GIVEN RECORDS START

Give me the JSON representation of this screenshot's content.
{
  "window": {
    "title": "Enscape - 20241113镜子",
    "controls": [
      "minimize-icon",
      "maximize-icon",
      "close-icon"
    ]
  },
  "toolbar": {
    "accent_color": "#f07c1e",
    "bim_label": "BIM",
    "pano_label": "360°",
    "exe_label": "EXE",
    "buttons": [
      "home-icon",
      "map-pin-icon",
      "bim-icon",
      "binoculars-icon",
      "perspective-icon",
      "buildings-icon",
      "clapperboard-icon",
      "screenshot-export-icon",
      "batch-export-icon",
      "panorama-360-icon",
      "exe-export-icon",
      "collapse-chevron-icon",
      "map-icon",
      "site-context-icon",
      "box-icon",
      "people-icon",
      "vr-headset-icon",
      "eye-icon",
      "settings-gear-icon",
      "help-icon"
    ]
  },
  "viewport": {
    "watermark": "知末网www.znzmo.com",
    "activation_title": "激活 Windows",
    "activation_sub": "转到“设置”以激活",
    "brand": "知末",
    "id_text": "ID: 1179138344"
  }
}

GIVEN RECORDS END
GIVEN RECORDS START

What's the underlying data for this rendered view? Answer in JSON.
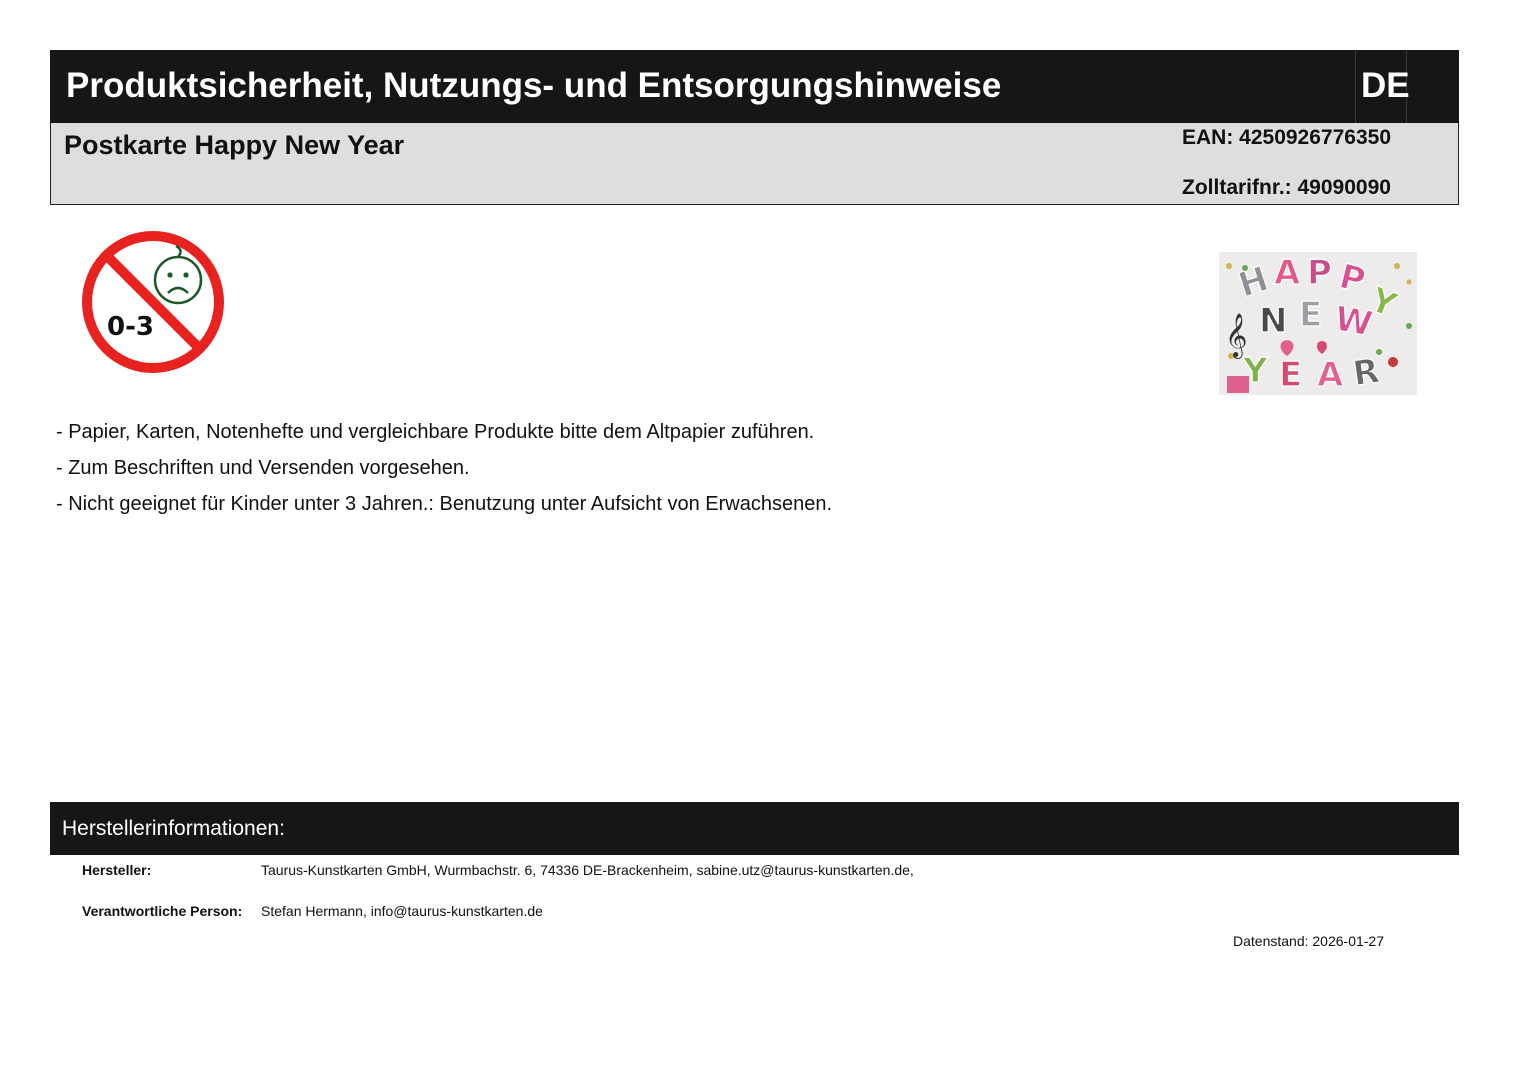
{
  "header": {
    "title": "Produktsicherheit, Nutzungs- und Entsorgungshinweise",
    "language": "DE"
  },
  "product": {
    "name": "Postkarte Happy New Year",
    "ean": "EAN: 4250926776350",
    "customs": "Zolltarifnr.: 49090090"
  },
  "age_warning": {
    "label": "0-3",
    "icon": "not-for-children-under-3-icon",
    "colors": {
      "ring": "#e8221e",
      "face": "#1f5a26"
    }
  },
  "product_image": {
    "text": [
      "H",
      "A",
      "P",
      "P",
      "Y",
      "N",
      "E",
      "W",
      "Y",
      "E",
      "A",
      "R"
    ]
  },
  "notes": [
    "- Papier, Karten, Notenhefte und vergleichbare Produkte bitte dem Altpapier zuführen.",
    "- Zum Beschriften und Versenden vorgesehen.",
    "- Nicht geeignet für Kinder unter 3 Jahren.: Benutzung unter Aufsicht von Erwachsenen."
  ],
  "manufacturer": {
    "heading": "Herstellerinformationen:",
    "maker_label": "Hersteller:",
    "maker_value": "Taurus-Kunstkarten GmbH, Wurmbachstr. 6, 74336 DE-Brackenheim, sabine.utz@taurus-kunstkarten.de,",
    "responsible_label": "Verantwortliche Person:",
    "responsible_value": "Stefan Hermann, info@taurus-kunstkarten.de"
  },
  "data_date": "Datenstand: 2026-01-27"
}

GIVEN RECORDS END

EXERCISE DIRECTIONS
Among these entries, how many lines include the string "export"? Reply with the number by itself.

OUTPUT OF THE EXERCISE
3